Last year, a video of Marmalade leaping into the air celebrated "2 Years Cancer Free!" and he’s living just fine with FIV, they said. They used the experience to teach people about adopting FIV-positive cats ("FIV+ Cats = Positively Adoptable!")
These days Cole and Marmalade videos frequently top a million views.
"We won’t make millions," but YouTube ad revenue and earnings from merchandise and other promotions are enough for their four-bedroom rental home in Citrus Park with the pots full of catnip growing out front, and to fund veterinary care for the many cats they rescue. Chris has trapped, neutered and released so many feral cats, found homes for so many kittens over the years that they’re not sure of the count.
Chris shoots and edits the videos, and is constantly scribbling ideas in a notebook. Jessica replies to the deluge of weekly fan email and questions Cole & Marmalade receive, writes copy for the Cole & Marmalade website and crochets cat toys for their Etsy store.
"I took a pay cut, and it definitely doesn’t come with insurance," Jessica said of leaving her corporate job in November. "But look at this. There’s no more stress. And it’s pretty cool when you get people writing you to say Cole and Marmalade have helped with their PTSD or anxiety."
It’s the kind of life where you where you get to wear a comfy Cole & Marmalade T-shirt on a Monday afternoon. If Chris catches wind of a litter of four feral kittens down the street, or a cat stuck in a sewer near Busch Gardens, he can rush off to rescue them (both happened last week). Then he’ll use his Cat Man Chris online presence, bolstered by the fame of Cole and Marm, to find them a forever home.

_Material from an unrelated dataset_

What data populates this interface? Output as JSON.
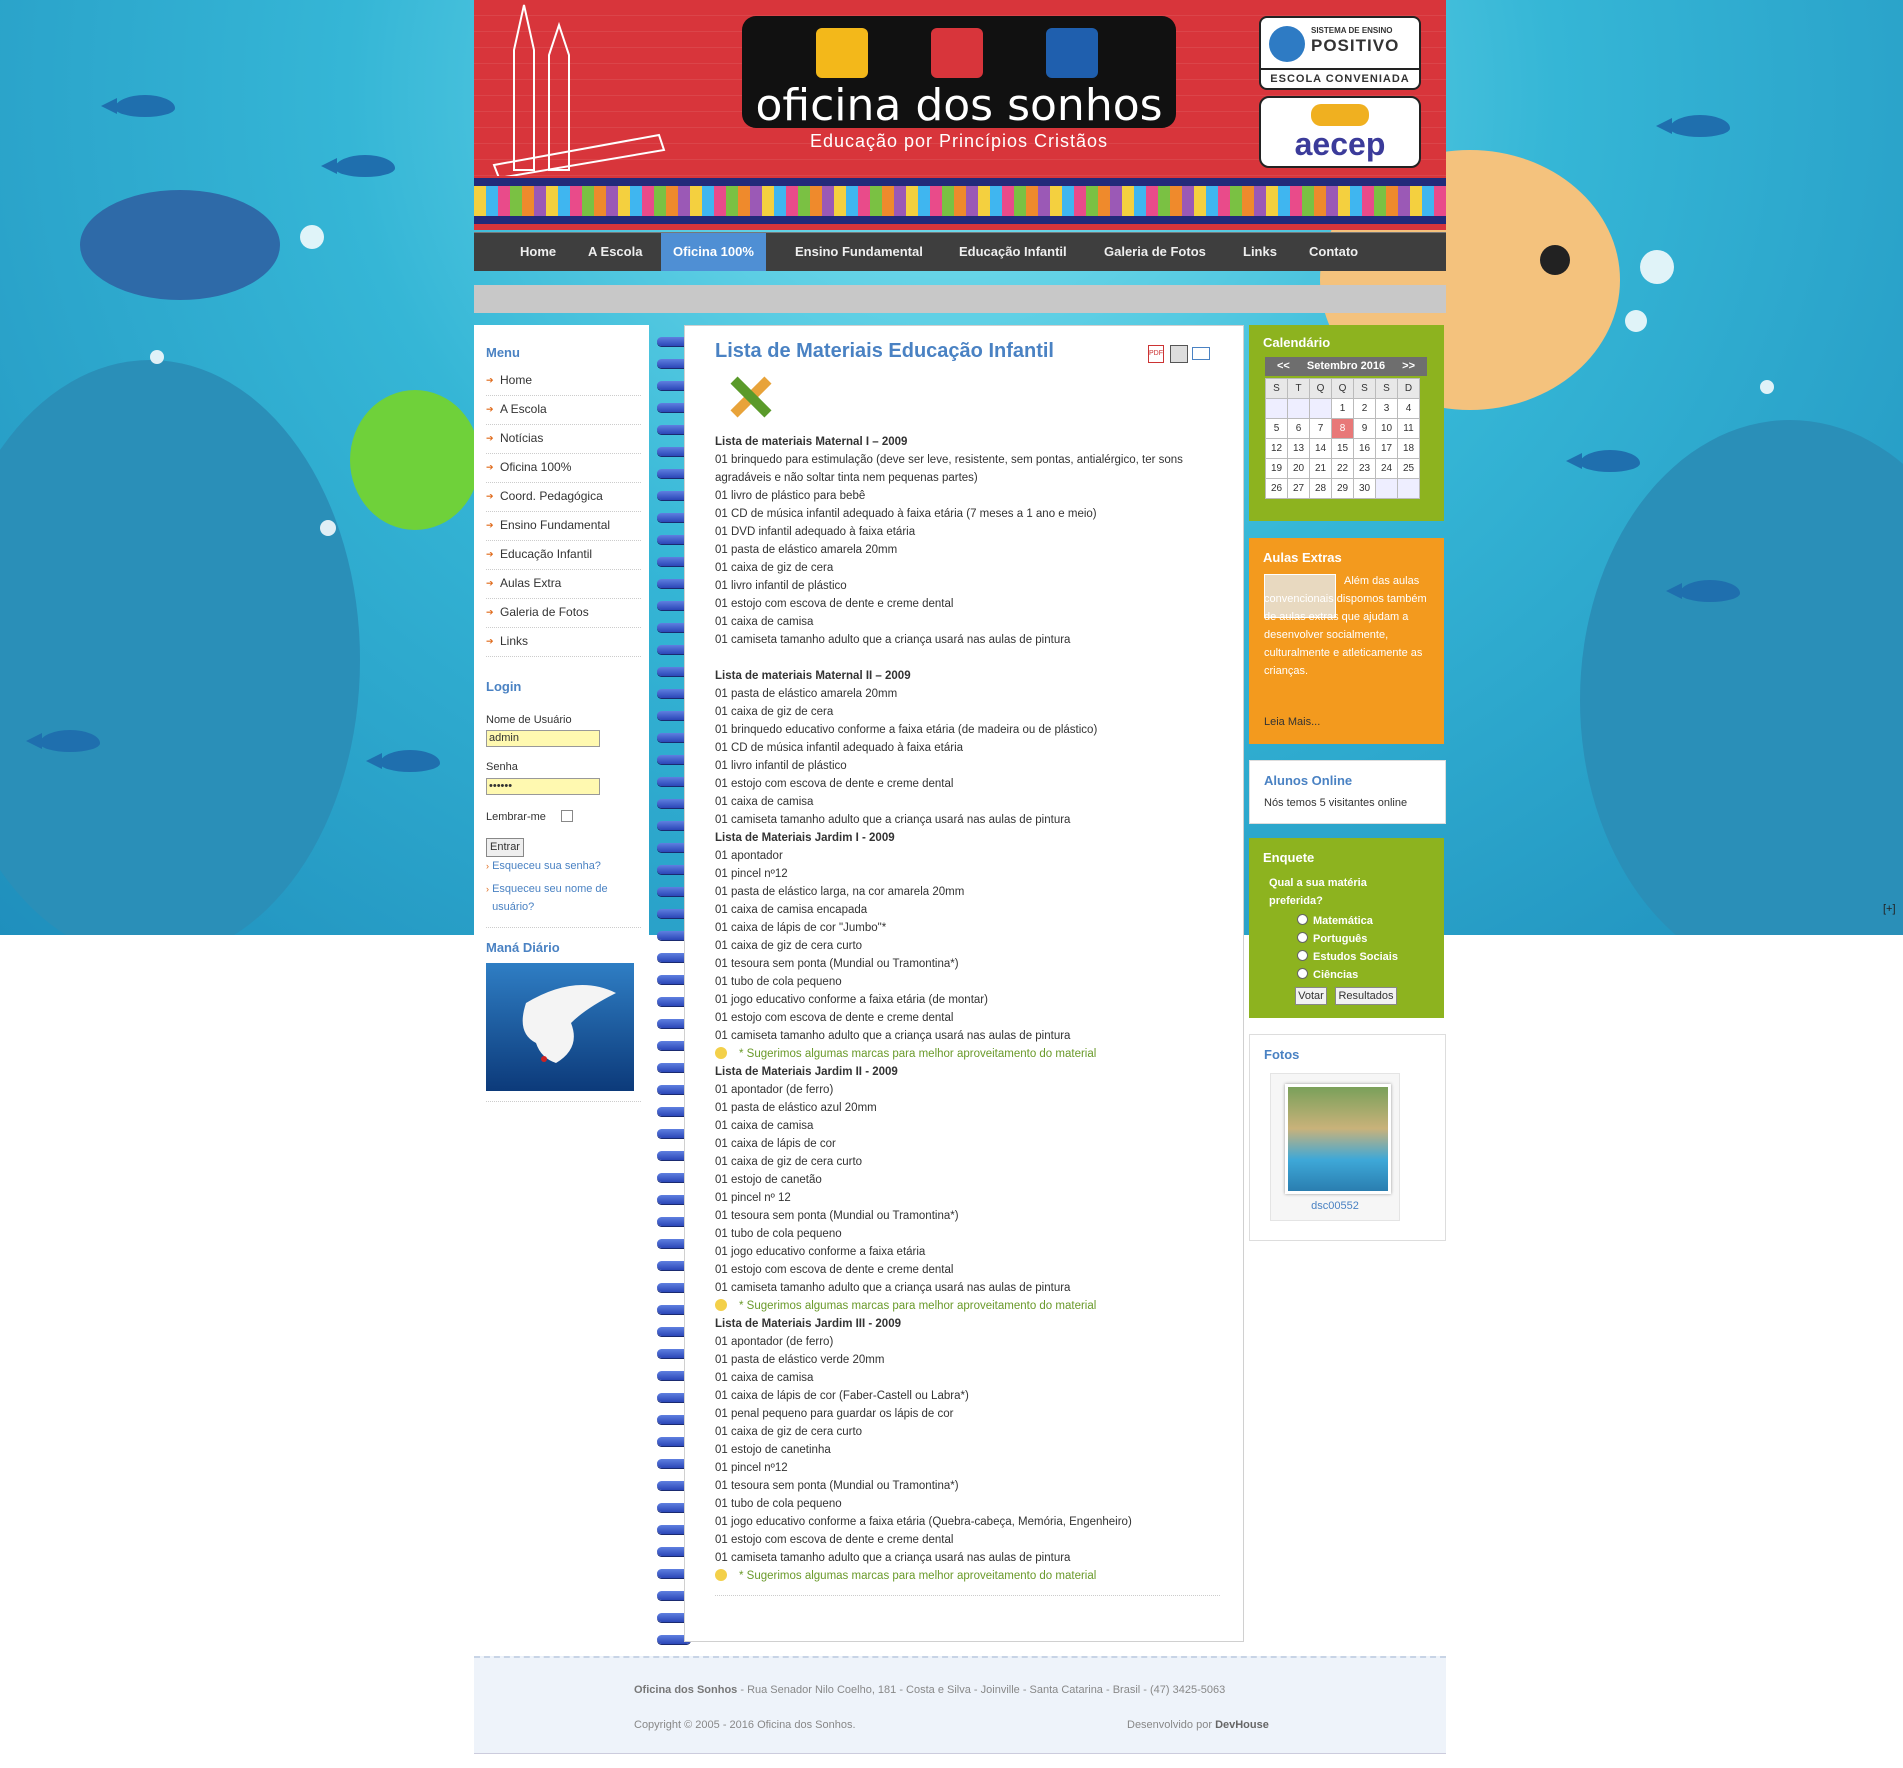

"He’s called me more than a few times and said, ‘Meet me with the hose in the backyard,’ because he’s crawled into somewhere nasty trying to get a cat," Jessica said. "He doesn’t want to come in the house smelling like, uh ... "
"Poop?," Chris finished.
Ah, cat people romance. Make no mistake, they are Cat People. Despite being a major part of the animal internet, they’d never even heard the term "doggo." Explain the uber-viral WeRateDogs Twitter phenomenon, and they reply with a blank stare.
They’re working toward a goal that will immerse them even deeper in the cat life. On Tuesday, Chris met with local rescue organizations to discuss plans to open what would be the Tampa Bay area’s only "cat cafe," serving coffee, tea and snacks, with adoptable cats roaming around. They’re scouting locations now.
If it comes to fruition, Cole and Marmalade will be largely to thank. But they’ll act like it’s no big deal.